__Data for analysis__
• • • •

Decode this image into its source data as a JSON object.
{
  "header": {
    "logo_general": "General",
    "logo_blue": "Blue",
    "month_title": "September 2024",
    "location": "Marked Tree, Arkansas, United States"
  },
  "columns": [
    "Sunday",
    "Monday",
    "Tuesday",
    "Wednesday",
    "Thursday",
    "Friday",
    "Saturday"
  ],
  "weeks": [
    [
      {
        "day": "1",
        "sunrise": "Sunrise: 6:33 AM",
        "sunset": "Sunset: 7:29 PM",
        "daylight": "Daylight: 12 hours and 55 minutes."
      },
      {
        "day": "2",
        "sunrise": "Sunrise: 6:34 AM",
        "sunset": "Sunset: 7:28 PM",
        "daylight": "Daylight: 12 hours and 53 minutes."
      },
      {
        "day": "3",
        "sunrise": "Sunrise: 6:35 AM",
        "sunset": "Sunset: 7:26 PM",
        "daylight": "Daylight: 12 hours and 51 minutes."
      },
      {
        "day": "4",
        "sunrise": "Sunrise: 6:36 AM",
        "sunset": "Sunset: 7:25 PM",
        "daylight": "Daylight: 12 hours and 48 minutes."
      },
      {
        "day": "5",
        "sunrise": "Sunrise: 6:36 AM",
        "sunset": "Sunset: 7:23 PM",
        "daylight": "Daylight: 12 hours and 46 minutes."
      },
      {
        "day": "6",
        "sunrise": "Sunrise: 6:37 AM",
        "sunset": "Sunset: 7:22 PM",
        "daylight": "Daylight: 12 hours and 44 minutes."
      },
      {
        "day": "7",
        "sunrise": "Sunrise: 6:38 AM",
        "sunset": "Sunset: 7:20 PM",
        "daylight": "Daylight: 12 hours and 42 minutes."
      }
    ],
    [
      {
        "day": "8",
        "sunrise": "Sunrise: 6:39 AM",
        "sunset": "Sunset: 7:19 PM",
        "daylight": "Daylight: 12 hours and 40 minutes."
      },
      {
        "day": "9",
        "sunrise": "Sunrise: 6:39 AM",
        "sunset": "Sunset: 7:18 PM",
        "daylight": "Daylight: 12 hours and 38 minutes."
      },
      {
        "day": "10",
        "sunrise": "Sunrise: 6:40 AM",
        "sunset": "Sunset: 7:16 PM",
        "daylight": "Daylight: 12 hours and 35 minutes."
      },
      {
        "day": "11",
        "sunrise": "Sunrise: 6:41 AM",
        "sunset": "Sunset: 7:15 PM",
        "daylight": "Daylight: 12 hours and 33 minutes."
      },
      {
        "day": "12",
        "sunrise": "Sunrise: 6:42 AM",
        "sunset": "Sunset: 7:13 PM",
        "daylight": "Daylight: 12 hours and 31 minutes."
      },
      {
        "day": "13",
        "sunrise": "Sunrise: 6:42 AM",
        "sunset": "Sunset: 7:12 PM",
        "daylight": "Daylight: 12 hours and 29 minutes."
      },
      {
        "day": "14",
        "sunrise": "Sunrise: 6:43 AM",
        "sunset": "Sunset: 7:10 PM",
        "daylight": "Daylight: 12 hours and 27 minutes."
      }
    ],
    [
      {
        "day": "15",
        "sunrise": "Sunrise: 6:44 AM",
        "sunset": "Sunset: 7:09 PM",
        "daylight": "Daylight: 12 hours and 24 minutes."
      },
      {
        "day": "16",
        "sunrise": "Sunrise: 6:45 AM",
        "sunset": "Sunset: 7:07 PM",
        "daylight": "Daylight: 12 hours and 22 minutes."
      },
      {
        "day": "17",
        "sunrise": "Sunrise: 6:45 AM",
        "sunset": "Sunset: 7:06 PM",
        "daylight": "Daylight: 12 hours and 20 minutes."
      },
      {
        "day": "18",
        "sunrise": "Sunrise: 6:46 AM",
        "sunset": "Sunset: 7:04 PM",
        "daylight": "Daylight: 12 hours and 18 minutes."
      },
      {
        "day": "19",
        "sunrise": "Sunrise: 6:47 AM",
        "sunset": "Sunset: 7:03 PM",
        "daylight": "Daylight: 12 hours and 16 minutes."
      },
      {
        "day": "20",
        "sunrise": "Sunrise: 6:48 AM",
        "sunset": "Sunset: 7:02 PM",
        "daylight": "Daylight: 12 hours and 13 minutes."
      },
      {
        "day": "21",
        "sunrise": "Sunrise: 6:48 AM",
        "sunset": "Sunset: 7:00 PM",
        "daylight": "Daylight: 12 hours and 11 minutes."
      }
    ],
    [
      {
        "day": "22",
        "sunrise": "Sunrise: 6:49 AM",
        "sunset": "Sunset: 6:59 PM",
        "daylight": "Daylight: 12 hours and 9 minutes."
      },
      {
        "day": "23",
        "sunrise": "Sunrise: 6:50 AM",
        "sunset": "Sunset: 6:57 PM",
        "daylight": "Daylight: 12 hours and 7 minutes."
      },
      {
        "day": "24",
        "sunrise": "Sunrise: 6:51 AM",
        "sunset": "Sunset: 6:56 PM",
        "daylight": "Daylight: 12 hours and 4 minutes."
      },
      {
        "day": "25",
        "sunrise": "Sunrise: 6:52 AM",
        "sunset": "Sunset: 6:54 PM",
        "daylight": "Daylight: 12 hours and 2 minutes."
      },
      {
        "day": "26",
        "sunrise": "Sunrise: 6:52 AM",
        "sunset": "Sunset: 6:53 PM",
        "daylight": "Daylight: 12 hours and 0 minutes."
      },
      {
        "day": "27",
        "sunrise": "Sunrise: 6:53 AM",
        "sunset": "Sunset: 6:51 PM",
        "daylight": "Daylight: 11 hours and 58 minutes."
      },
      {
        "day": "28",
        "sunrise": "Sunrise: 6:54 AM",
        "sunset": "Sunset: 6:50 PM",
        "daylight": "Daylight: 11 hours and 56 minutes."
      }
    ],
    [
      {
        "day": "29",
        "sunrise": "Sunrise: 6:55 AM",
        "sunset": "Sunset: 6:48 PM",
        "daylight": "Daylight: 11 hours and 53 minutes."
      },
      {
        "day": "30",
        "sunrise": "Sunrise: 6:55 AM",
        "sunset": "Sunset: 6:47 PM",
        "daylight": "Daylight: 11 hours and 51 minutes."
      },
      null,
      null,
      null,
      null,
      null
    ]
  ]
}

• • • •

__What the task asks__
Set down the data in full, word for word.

__Answer area__
Decode this image into its source data as a JSON object.
{
  "header": {
    "logo_general": "General",
    "logo_blue": "Blue",
    "month_title": "September 2024",
    "location": "Marked Tree, Arkansas, United States"
  },
  "columns": [
    "Sunday",
    "Monday",
    "Tuesday",
    "Wednesday",
    "Thursday",
    "Friday",
    "Saturday"
  ],
  "weeks": [
    [
      {
        "day": "1",
        "sunrise": "Sunrise: 6:33 AM",
        "sunset": "Sunset: 7:29 PM",
        "daylight": "Daylight: 12 hours and 55 minutes."
      },
      {
        "day": "2",
        "sunrise": "Sunrise: 6:34 AM",
        "sunset": "Sunset: 7:28 PM",
        "daylight": "Daylight: 12 hours and 53 minutes."
      },
      {
        "day": "3",
        "sunrise": "Sunrise: 6:35 AM",
        "sunset": "Sunset: 7:26 PM",
        "daylight": "Daylight: 12 hours and 51 minutes."
      },
      {
        "day": "4",
        "sunrise": "Sunrise: 6:36 AM",
        "sunset": "Sunset: 7:25 PM",
        "daylight": "Daylight: 12 hours and 48 minutes."
      },
      {
        "day": "5",
        "sunrise": "Sunrise: 6:36 AM",
        "sunset": "Sunset: 7:23 PM",
        "daylight": "Daylight: 12 hours and 46 minutes."
      },
      {
        "day": "6",
        "sunrise": "Sunrise: 6:37 AM",
        "sunset": "Sunset: 7:22 PM",
        "daylight": "Daylight: 12 hours and 44 minutes."
      },
      {
        "day": "7",
        "sunrise": "Sunrise: 6:38 AM",
        "sunset": "Sunset: 7:20 PM",
        "daylight": "Daylight: 12 hours and 42 minutes."
      }
    ],
    [
      {
        "day": "8",
        "sunrise": "Sunrise: 6:39 AM",
        "sunset": "Sunset: 7:19 PM",
        "daylight": "Daylight: 12 hours and 40 minutes."
      },
      {
        "day": "9",
        "sunrise": "Sunrise: 6:39 AM",
        "sunset": "Sunset: 7:18 PM",
        "daylight": "Daylight: 12 hours and 38 minutes."
      },
      {
        "day": "10",
        "sunrise": "Sunrise: 6:40 AM",
        "sunset": "Sunset: 7:16 PM",
        "daylight": "Daylight: 12 hours and 35 minutes."
      },
      {
        "day": "11",
        "sunrise": "Sunrise: 6:41 AM",
        "sunset": "Sunset: 7:15 PM",
        "daylight": "Daylight: 12 hours and 33 minutes."
      },
      {
        "day": "12",
        "sunrise": "Sunrise: 6:42 AM",
        "sunset": "Sunset: 7:13 PM",
        "daylight": "Daylight: 12 hours and 31 minutes."
      },
      {
        "day": "13",
        "sunrise": "Sunrise: 6:42 AM",
        "sunset": "Sunset: 7:12 PM",
        "daylight": "Daylight: 12 hours and 29 minutes."
      },
      {
        "day": "14",
        "sunrise": "Sunrise: 6:43 AM",
        "sunset": "Sunset: 7:10 PM",
        "daylight": "Daylight: 12 hours and 27 minutes."
      }
    ],
    [
      {
        "day": "15",
        "sunrise": "Sunrise: 6:44 AM",
        "sunset": "Sunset: 7:09 PM",
        "daylight": "Daylight: 12 hours and 24 minutes."
      },
      {
        "day": "16",
        "sunrise": "Sunrise: 6:45 AM",
        "sunset": "Sunset: 7:07 PM",
        "daylight": "Daylight: 12 hours and 22 minutes."
      },
      {
        "day": "17",
        "sunrise": "Sunrise: 6:45 AM",
        "sunset": "Sunset: 7:06 PM",
        "daylight": "Daylight: 12 hours and 20 minutes."
      },
      {
        "day": "18",
        "sunrise": "Sunrise: 6:46 AM",
        "sunset": "Sunset: 7:04 PM",
        "daylight": "Daylight: 12 hours and 18 minutes."
      },
      {
        "day": "19",
        "sunrise": "Sunrise: 6:47 AM",
        "sunset": "Sunset: 7:03 PM",
        "daylight": "Daylight: 12 hours and 16 minutes."
      },
      {
        "day": "20",
        "sunrise": "Sunrise: 6:48 AM",
        "sunset": "Sunset: 7:02 PM",
        "daylight": "Daylight: 12 hours and 13 minutes."
      },
      {
        "day": "21",
        "sunrise": "Sunrise: 6:48 AM",
        "sunset": "Sunset: 7:00 PM",
        "daylight": "Daylight: 12 hours and 11 minutes."
      }
    ],
    [
      {
        "day": "22",
        "sunrise": "Sunrise: 6:49 AM",
        "sunset": "Sunset: 6:59 PM",
        "daylight": "Daylight: 12 hours and 9 minutes."
      },
      {
        "day": "23",
        "sunrise": "Sunrise: 6:50 AM",
        "sunset": "Sunset: 6:57 PM",
        "daylight": "Daylight: 12 hours and 7 minutes."
      },
      {
        "day": "24",
        "sunrise": "Sunrise: 6:51 AM",
        "sunset": "Sunset: 6:56 PM",
        "daylight": "Daylight: 12 hours and 4 minutes."
      },
      {
        "day": "25",
        "sunrise": "Sunrise: 6:52 AM",
        "sunset": "Sunset: 6:54 PM",
        "daylight": "Daylight: 12 hours and 2 minutes."
      },
      {
        "day": "26",
        "sunrise": "Sunrise: 6:52 AM",
        "sunset": "Sunset: 6:53 PM",
        "daylight": "Daylight: 12 hours and 0 minutes."
      },
      {
        "day": "27",
        "sunrise": "Sunrise: 6:53 AM",
        "sunset": "Sunset: 6:51 PM",
        "daylight": "Daylight: 11 hours and 58 minutes."
      },
      {
        "day": "28",
        "sunrise": "Sunrise: 6:54 AM",
        "sunset": "Sunset: 6:50 PM",
        "daylight": "Daylight: 11 hours and 56 minutes."
      }
    ],
    [
      {
        "day": "29",
        "sunrise": "Sunrise: 6:55 AM",
        "sunset": "Sunset: 6:48 PM",
        "daylight": "Daylight: 11 hours and 53 minutes."
      },
      {
        "day": "30",
        "sunrise": "Sunrise: 6:55 AM",
        "sunset": "Sunset: 6:47 PM",
        "daylight": "Daylight: 11 hours and 51 minutes."
      },
      null,
      null,
      null,
      null,
      null
    ]
  ]
}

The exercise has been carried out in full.